Across the country this week events are taking place to mark national Careers Week – a UK-wide drive to raise awareness of career paths for young people. Helping shape the futures of youngsters is an important job carried out by our advisors day in day out, but it’s fair to say the challenges facing the young people of today are markedly different to those encountered by previous generations.
Globally there is no shortage of witty epithets for those born between the ‘80s and the mid-‘2000s – including ‘Generation Y’, ‘Millennial’, ‘Generation Me’ and ‘Generation Rent’. What’s more, the mainstream media can be quick to ascribe certain characteristics to what it deems an ‘entitled’ generation. In Japan, more measured terminology is used, through the phrase ‘nagara-zosku’ – translating quite simply as “the people who are always doing two things at once”. In Germany, the term ‘Generation Maybe’ has surfaced to refer to a group considered well-connected and educated, multilingual and outward-minded, but who are so overwhelmed by the possibilities available to them that they struggle to commit to anything.
Regardless of what you call them, millennials seem to be the most studied and talked about generation to date. They are the first generation in history that has grown up completely enveloped in digital technology, which is embedded deep within their psyches and has therefore created lasting social, political and cultural attitudes.

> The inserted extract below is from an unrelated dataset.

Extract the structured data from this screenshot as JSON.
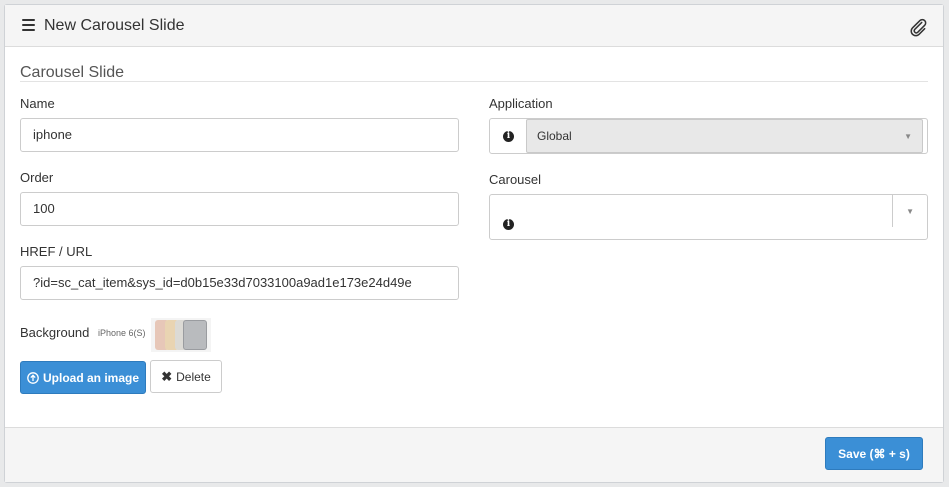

Yet the popular discourse of millennials is that they’re lazy, self-obsessed and narcissistic; protected and pampered yet psychologically floored by minor setbacks. There is a real danger that these reductionist descriptions can lead to stereotypes that skew reality. To bash Generation Y is to neglect the stark fact that underpinning many confident facades can be insecurity and uncertainty about the future. Study after study tells us that anxiety among young people is rife, with mental health problems on the rise. Far from being carefree and entitled, Generation Y is feeling the pressure more than ever.
Many young people today face a toxic combination of high life expectations, high needs and excessive wants, which can fuel chronic low self-esteem. What many are happy to deem as arrogance is actually a by-product of immense pressure – to have everything, immediately, and to know everything, now. Much of the problem relates to their being born into the eye of the storm at the very pinnacle of the consumer age. This can breed competition, unrealistic expectations and angst, all of which is compounded by some media role models representing a warped version of what it means to be successful and fulfilled.
Our own research points to young people being under-confident in their decision-making, and readily admitting to being reluctant to seek support when they need it. According to our annual Career Check survey, 20% of 18,000 Welsh Year 10s and 11s surveyed confess that they ‘don’t have a plan for the future’, 30% state that they do have a plan for the future but don’t know how to make it happen, 45% feel they are aware of opportunities, but might need more information, and 32% know who to go to for help, but state that they ‘probably won’t’. Adding to this, 62% report making their own decisions, but are ‘not sure they always do it well’.
This snapshot into the thought patterns of those surveyed demonstrates a greater than ever need to support, reassure and guide young people. We must therefore all take seriously our role of providing much-needed reassurance and counsel at every opportunity.
Besides, there is much to celebrate about Generation Y. Many of the young people I see today are open-minded, upbeat, and passionate. They show huge promise and seemingly limitless talents. This generation is the largest in Western history, not to mention the most focused on educational attainment. Many are excited about their careers, and will work hard and efficiently.
They also possess a unique skillset that can add huge value to businesses and the wider economy. Millennials are multitaskers. They’re well-connected, experts at tech, flexible, collaborators and can be natural team-workers. They’re also highly focused on advancement – which can mean they make a driven workforce.
We all know that finding the right path in life can be tough. In today’s globalised society young people can often feel fatigued and bombarded by options. They can face conflicting advice from friends, family and teachers, so the right advice at the right time is more important than ever to improve self-awareness, raise aspirations and deal with changing circumstances. It’s everyone’s responsibility to do their bit. So let’s use Careers Week to celebrate millennials, commit to pulling together to recognising their unique talents, and strive to support them to reach the bright future that they deserve.
Perhaps we should rename it as Generation Y Not?